Currently training for pre-employability skills with different schools and corporates, Varun says ‘I interned at Papa John’s Pizza and had a lot of fun while there. I also like to volunteer at Tender Hearts, a special needs centre.’
When not playing music Varun says he loves to admire nature. ‘I enjoy watching the various trees and the sky ... I love the fresh air outdoors. I also like to read books about the Indian freedom struggle,’ he says.
Music is also the thread that binds Twaritha to many of the performers at the show. Although epileptic and diagnosed with developmental delays at eight months, Twaritha is blessed with a photographic memory that helps her easily memorise songs as part of her Carnatic music training.
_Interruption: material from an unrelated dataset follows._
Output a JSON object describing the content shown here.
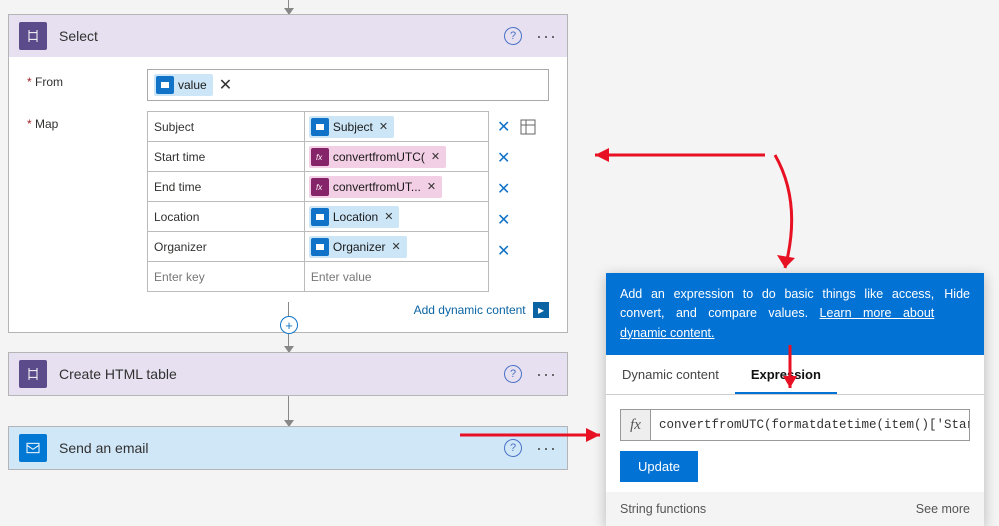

Twaritha’s mother Gayatri Shankar is elated to see the joy on her daughter’s face after her musical performance. ‘This is her moment of glory. Twaritha is so happy and excited to be walking the ramp,’ she says.
The talented girl who is undergoing several therapies to help improve her condition, also makes time to swim. ‘She loves swimming so we use water aerobics as therapy for her, which has helped her greatly,’ says Gayathri.
Twaritha also enjoys horse riding and occasionally dabbles with paints with her artist mother.
Although independent in many ways, Twaritha, not unlike many teenagers also throws tantrums and experiences mood swings, says her mother, with a smile. ‘She is keen to learn to dance and wants to play the drums as well,’ says Gayathri.
Quite like Twaritha, Santi too enjoys music. ‘I love it so much that I might consider becoming a professional singer one day,’ says the young man who grew up in Dubai, England and Columbia and loves all three places equally.
He looks forward to going to work in the morning and is happy when he comes back home in the evenings to be with his family. When not listening to music, he enjoys playing sports, especially tennis and surfing, and watching films. ‘Fast and Furious is my favourite movie, I enjoy the action in it,’ he says, with a laugh.
A talented sportsman, Santi bagged a Gold at the Special Olympics held in Abu Dhabi. He is also an active user of social media.
Zia enjoys watching films and TV, and posts videos of his dance performances on Instagram regularly. He hopes to be noticed by Bollywood star Salman Khan. ‘My dream is to work with him in a film,’ he says. Zia dances every day after work. An avid follower of cricket, he also enjoys playing cricket and basketball.
After work he looks forward to chatting with his family, especially his mother, who he says ‘is my best friend’.
As for Easton, this gifted child has a knack of remembering letters and notes. He started reading when he was just 11 months old and he could also spell three-letter words then. He cannot read books, however, due to his short attention span.
‘Easton is very visual, he understands non-verbal cues better and responds to visual learning and communication,’ Aldrin says.
Easton played the keyboard as part of an inclusive band called New Dawn, which was specially curated for Fame 2019.
The show was more than just music and dance. Apart from several music and dance performances, including a gig by hard rock band Point of View, who finished the event by playing popular numbers that had everyone dancing in the aisles, there was an all-inclusive catwalk for jewellery and clothes.
‘We feel we are lucky to be in a special needs group. As parents of a determined child, we cannot feel tired, we have to be energetic at all times and somehow we find the energy to keep up with the kids,’ says Gayathri.
Clearly, a lot of hard work goes into staging an event of this nature and scale. The preparation for the show begins in late September or October, when the practise starts mainly on weekends. Closer to the event, practise sessions are held on weekdays as well.
‘It’s a lot of hard work for all of us and the children need to put in several hours of practise to stage a perfect show, but it’s like a big party for everybody and we wouldn’t miss it for the world,’ says a parent.
The final show is a culmination of weeks of practice, just like any other live show, sans the stress because all you see is smiling, happy people and an atmosphere of bonhomie.